In order to shrivel up the number of black votes, Southern states frequently erected a series of hurdles to be cleared before citizens could vote. These typically included certain taxes, property ownership qualifications, and educational or literacy tests.
Since the imposition of those requirements also could impact the number of poor whites voting, Southern legislatures introduced the “grandfather clause," which exempted voters from the restrictions if their grandfathers had voted. This clearly eliminated the blacks.

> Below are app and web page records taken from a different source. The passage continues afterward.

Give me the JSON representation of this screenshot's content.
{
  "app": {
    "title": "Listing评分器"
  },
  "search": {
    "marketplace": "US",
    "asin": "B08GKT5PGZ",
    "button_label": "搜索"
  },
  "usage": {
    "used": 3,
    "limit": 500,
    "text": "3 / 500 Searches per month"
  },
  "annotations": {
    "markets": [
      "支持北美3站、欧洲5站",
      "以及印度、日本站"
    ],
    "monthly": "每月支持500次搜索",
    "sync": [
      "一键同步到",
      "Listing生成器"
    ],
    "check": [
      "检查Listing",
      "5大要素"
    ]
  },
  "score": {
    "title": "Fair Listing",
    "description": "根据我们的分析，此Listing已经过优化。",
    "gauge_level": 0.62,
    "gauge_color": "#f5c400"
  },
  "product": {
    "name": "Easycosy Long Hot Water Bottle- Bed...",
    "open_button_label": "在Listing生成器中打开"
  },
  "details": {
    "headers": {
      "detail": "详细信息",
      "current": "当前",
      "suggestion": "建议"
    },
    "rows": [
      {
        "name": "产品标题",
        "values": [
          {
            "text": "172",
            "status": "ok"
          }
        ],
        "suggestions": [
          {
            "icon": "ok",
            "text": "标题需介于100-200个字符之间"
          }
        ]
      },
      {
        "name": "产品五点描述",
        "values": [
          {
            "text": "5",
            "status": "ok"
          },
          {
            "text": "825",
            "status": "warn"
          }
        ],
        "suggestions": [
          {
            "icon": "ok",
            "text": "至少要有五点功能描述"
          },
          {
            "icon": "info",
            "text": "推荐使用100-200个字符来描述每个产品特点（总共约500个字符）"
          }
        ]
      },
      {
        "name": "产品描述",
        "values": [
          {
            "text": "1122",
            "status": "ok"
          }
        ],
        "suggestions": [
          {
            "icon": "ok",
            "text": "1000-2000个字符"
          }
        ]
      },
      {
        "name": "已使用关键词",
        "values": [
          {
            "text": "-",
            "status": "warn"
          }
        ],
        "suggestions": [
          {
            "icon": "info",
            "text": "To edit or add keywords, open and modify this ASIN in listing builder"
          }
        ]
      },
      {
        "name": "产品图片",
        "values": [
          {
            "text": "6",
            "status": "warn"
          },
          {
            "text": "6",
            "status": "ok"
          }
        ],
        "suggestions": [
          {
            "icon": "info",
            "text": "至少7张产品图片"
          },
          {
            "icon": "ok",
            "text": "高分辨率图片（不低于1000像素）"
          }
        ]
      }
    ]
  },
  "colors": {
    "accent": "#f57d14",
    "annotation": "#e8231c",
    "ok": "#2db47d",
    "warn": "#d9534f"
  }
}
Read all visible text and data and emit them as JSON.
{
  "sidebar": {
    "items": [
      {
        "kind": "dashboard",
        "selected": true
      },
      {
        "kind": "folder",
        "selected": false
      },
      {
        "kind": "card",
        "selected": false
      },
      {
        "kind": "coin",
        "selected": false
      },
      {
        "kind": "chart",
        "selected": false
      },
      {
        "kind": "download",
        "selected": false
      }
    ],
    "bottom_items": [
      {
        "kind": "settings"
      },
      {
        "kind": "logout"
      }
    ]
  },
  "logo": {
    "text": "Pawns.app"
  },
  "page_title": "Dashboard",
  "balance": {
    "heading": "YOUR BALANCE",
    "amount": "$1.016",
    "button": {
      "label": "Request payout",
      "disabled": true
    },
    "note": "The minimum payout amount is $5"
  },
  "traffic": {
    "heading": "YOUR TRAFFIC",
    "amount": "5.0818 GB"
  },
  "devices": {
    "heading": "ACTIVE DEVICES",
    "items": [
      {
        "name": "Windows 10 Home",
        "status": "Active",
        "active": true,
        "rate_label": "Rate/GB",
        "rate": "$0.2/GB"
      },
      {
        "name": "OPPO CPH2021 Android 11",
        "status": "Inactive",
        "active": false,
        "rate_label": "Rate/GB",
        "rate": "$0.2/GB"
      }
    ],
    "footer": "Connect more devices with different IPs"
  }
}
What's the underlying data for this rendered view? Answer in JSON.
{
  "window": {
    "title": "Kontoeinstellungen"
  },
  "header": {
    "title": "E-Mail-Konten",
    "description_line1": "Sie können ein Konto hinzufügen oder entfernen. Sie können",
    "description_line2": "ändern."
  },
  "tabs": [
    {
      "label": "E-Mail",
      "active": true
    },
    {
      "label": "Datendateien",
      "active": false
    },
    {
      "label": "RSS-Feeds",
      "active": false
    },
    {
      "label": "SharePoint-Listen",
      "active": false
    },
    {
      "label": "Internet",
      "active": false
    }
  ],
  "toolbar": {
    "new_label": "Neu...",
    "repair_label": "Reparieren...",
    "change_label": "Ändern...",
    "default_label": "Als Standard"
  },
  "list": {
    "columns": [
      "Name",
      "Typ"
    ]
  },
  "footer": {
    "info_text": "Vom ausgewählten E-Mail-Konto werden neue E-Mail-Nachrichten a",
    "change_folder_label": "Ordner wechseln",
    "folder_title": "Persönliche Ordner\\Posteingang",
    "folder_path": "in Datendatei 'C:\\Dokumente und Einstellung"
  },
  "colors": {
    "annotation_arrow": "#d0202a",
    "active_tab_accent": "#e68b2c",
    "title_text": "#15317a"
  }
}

It was not until 1915 that the grandfather clauses were voided by the Supreme Court as a violation of the 15th Amendment.